The governor suggested that, unlike after the referendum vote, rates may need to rise to curb inflation.
Mark Carney, the governor of the Bank of England, has suggested that interest rates may need to rise, rather than fall, in the event of a no-deal Brexit.
In a speech in Ireland, he said Brexit is the “most significant” influence on the UK’s economic outlook and that the Bank’s job is to “plan for the worst”.
He added: “The appropriate [monetary] policy response is not automatic and will depend on the balance of the effects on demand, supply and the exchange rate”.
The governor had previously seemed to suggest that a no-deal Brexit could result in a rate cut to support the economy by making borrowing cheaper, as occurred after the Brexit referendum in 2016.
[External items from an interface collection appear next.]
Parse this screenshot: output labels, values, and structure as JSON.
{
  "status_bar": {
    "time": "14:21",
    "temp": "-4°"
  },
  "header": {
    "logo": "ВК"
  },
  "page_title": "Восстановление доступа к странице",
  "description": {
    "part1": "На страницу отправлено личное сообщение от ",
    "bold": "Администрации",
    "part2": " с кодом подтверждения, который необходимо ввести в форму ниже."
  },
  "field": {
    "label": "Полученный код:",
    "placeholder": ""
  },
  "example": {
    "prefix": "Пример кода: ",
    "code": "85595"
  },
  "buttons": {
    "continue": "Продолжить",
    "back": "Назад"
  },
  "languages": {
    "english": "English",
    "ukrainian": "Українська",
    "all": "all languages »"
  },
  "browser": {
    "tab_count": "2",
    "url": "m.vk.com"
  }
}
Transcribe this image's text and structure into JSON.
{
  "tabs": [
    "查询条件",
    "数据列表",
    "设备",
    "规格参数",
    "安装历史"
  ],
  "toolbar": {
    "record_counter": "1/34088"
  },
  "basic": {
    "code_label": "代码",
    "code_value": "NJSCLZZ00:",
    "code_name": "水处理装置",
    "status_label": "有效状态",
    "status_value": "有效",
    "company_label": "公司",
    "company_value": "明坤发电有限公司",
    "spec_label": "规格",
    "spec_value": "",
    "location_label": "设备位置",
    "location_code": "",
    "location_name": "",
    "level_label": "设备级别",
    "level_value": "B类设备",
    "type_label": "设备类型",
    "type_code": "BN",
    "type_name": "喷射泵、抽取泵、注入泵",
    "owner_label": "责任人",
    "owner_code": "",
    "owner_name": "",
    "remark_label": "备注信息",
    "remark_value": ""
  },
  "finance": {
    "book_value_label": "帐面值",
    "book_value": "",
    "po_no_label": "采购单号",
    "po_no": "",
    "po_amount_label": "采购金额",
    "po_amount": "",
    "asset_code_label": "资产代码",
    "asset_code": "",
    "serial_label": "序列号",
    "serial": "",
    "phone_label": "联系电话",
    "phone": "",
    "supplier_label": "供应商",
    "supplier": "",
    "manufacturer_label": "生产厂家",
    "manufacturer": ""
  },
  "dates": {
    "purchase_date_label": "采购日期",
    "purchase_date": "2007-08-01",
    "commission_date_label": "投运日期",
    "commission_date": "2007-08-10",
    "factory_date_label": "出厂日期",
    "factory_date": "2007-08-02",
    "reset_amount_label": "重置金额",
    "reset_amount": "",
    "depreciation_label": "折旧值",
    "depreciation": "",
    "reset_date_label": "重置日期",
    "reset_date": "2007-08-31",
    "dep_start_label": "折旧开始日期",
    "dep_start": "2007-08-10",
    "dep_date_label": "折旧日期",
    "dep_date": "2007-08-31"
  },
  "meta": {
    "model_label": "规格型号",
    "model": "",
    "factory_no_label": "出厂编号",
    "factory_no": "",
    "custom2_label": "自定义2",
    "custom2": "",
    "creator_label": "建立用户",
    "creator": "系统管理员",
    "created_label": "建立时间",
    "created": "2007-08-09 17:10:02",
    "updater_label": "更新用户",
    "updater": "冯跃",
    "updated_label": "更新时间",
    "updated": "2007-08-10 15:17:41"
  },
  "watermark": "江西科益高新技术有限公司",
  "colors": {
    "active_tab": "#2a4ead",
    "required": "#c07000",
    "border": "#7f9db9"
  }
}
But according to reports of a briefing that Mr Carney gave to the cabinet on Thursday, he fears that such a rupture with the EU could represent a severe “contraction of supply” capacity in the UK economy. This could mean that inflation would be in danger of getting out of hand without early rate rises, particularly if sterling plummeted again, pushing up domestic import prices.